The Edo State government has said that its concern over the economic hardship in the country and its implication on the people of the state has made it difficult to decide whether or not to impose a total lockdown on the state over the rampaging coronavirus.
Expressing this concern on Wednesday in Benin City, the state capital, the governor, Mr. Godwin Obaseki, reiterated that with 11 confirmed cases of COVID-19 in Edo State, as at April 8, evidence showed that the number of cases was likely to increase significantly in the next few weeks.
The governor, who has just completed 14-day self-isolation, after exposure to confirmed cases of coronavirus, stated that throughout the isolation period, he effectively coordinated the state’s efforts to stem the spread of the deadly virus.
He said: “As at today (Wednesday), Edo State has 11 confirmed cases and sadly one death from COVID-19. Unfortunately, from the evidence we now have, the number of cases is likely to increase significantly in the next few weeks, unless we take very drastic actions now, to slow down the spread.
“We have gathered information that large numbers of our citizens who travelled back home in the last several weeks from overseas may not have self-isolated themselves. Although majority of the current cases are individuals with travel history and their relatives, in the coming days, we are likely to see community transmission of the virus to people who do not have any travel history.”

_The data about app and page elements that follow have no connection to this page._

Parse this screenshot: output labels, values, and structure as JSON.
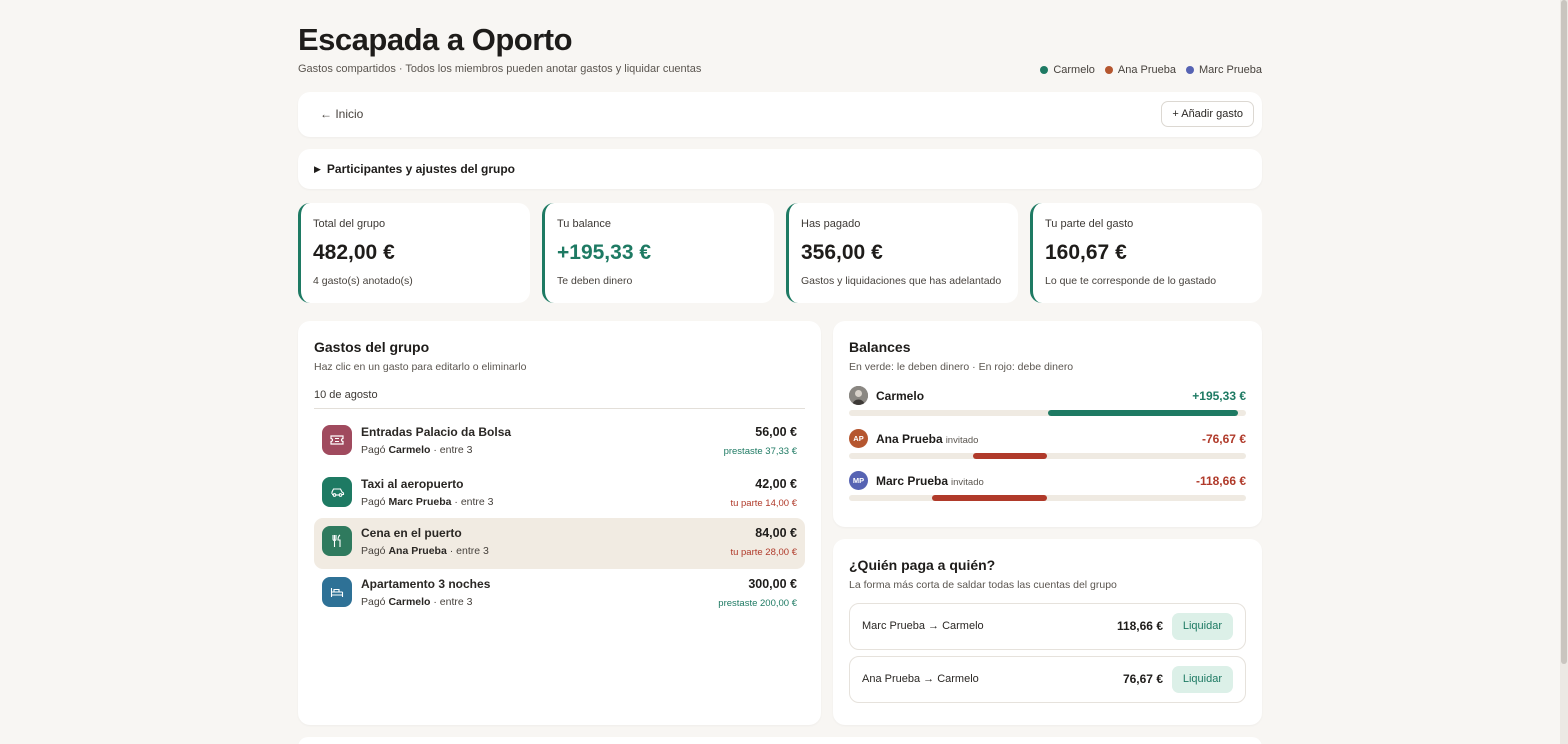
{
  "header": {
    "title": "Escapada a Oporto",
    "subtitle": "Gastos compartidos · Todos los miembros pueden anotar gastos y liquidar cuentas",
    "members": [
      {
        "name": "Carmelo",
        "color": "#1e7a63"
      },
      {
        "name": "Ana Prueba",
        "color": "#b5562f"
      },
      {
        "name": "Marc Prueba",
        "color": "#5663b3"
      }
    ]
  },
  "toolbar": {
    "back_label": "← Inicio",
    "add_label": "+ Añadir gasto"
  },
  "settings": {
    "summary": "Participantes y ajustes del grupo"
  },
  "stats": [
    {
      "label": "Total del grupo",
      "value": "482,00 €",
      "note": "4 gasto(s) anotado(s)"
    },
    {
      "label": "Tu balance",
      "value": "+195,33 €",
      "note": "Te deben dinero"
    },
    {
      "label": "Has pagado",
      "value": "356,00 €",
      "note": "Gastos y liquidaciones que has adelantado"
    },
    {
      "label": "Tu parte del gasto",
      "value": "160,67 €",
      "note": "Lo que te corresponde de lo gastado"
    }
  ],
  "expenses": {
    "title": "Gastos del grupo",
    "subtitle": "Haz clic en un gasto para editarlo o eliminarlo",
    "date": "10 de agosto",
    "items": [
      {
        "name": "Entradas Palacio da Bolsa",
        "payer_prefix": "Pagó",
        "payer": "Carmelo",
        "split": "· entre 3",
        "amount": "56,00 €",
        "share": "prestaste 37,33 €",
        "icon": "ticket-icon",
        "icon_color": "#a04a5e"
      },
      {
        "name": "Taxi al aeropuerto",
        "payer_prefix": "Pagó",
        "payer": "Marc Prueba",
        "split": "· entre 3",
        "amount": "42,00 €",
        "share": "tu parte 14,00 €",
        "icon": "car-icon",
        "icon_color": "#1e7a63"
      },
      {
        "name": "Cena en el puerto",
        "payer_prefix": "Pagó",
        "payer": "Ana Prueba",
        "split": "· entre 3",
        "amount": "84,00 €",
        "share": "tu parte 28,00 €",
        "icon": "utensils-icon",
        "icon_color": "#2f7a5e"
      },
      {
        "name": "Apartamento 3 noches",
        "payer_prefix": "Pagó",
        "payer": "Carmelo",
        "split": "· entre 3",
        "amount": "300,00 €",
        "share": "prestaste 200,00 €",
        "icon": "bed-icon",
        "icon_color": "#2e7196"
      }
    ]
  },
  "balances": {
    "title": "Balances",
    "subtitle": "En verde: le deben dinero · En rojo: debe dinero",
    "items": [
      {
        "name": "Carmelo",
        "tag": "",
        "initials": "",
        "amount": "+195,33 €",
        "value": 195.33,
        "color": "#1e7a63"
      },
      {
        "name": "Ana Prueba",
        "tag": "invitado",
        "initials": "AP",
        "amount": "-76,67 €",
        "value": -76.67,
        "color": "#b03a2a"
      },
      {
        "name": "Marc Prueba",
        "tag": "invitado",
        "initials": "MP",
        "amount": "-118,66 €",
        "value": -118.66,
        "color": "#b03a2a"
      }
    ]
  },
  "settle": {
    "title": "¿Quién paga a quién?",
    "subtitle": "La forma más corta de saldar todas las cuentas del grupo",
    "items": [
      {
        "text": "Marc Prueba → Carmelo",
        "amount": "118,66 €",
        "action": "Liquidar"
      },
      {
        "text": "Ana Prueba → Carmelo",
        "amount": "76,67 €",
        "action": "Liquidar"
      }
    ]
  }
}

Obaseki noted that Edo government’s response strategy was geared towards ensuring that the livelihoods of the people were protected.
He said: “Edo State government is very reluctant to have a total shut down of the state, because of the hardship it will cause to our people. However, if we are going to stop the spread of the virus, every person must be involved, it must be a shared responsibility. Government alone cannot stop it, without the active cooperation of the citizens.
“The COVID-19 virus does not spread on its own. It is people who spread it when they move around. So, if we can reduce the movement of people for a period, and keep safe distance from other people, the virus will not spread. Government will now strictly enforce all the guidelines which have been announced to control the spread of COVID-19.
“For the next 14 days, it is compulsory that every person in Edo State must wear a face mask in public. The Edo State Association of Tailors and Fashion Designers are mass-producing high-quality reusable face masks at affordable prices. Any gathering of more than 20 people will be immediately dispersed and persons involved will be prosecuted.
“Markets in Edo State will be shut for fumigation, sanitisation and thorough cleaning over the next 30 days. All those selling essential items like food and medicines will be relocated by the local government to the nearest open spaces where they can sell, while observing social distancing regulations.
“The Edo State government will shut down any hotel found to be hosting guests who travelled from outside Edo State and did not inform the COVID-19 response team to screen such guests. Vehicles with passengers not adhering to the social distancing regulations will be impounded and the driver will be prosecuted.”
The governor of Edo State also urged residents of the state to take ownership of the campaign to rid the state of the Coronavirus pandemic.
He said: “Every business premises and household must have hand-washing facilities at points of entry and should please insist that everyone must wash their hands before entering.
“All government hospitals and primary healthcare centres will be used as screening centres to screen citizens who believe they may have been exposed or suspect that they may have symptoms of COVID-19. We have now completed the first set of training for all health workers in Edo State, who will man the screening and isolation centres.”
Obaseki also stated that Edo government would work with the local governments, religious organisations and traditional rulers to distribute food items to the most affected and the most vulnerable members of the communities.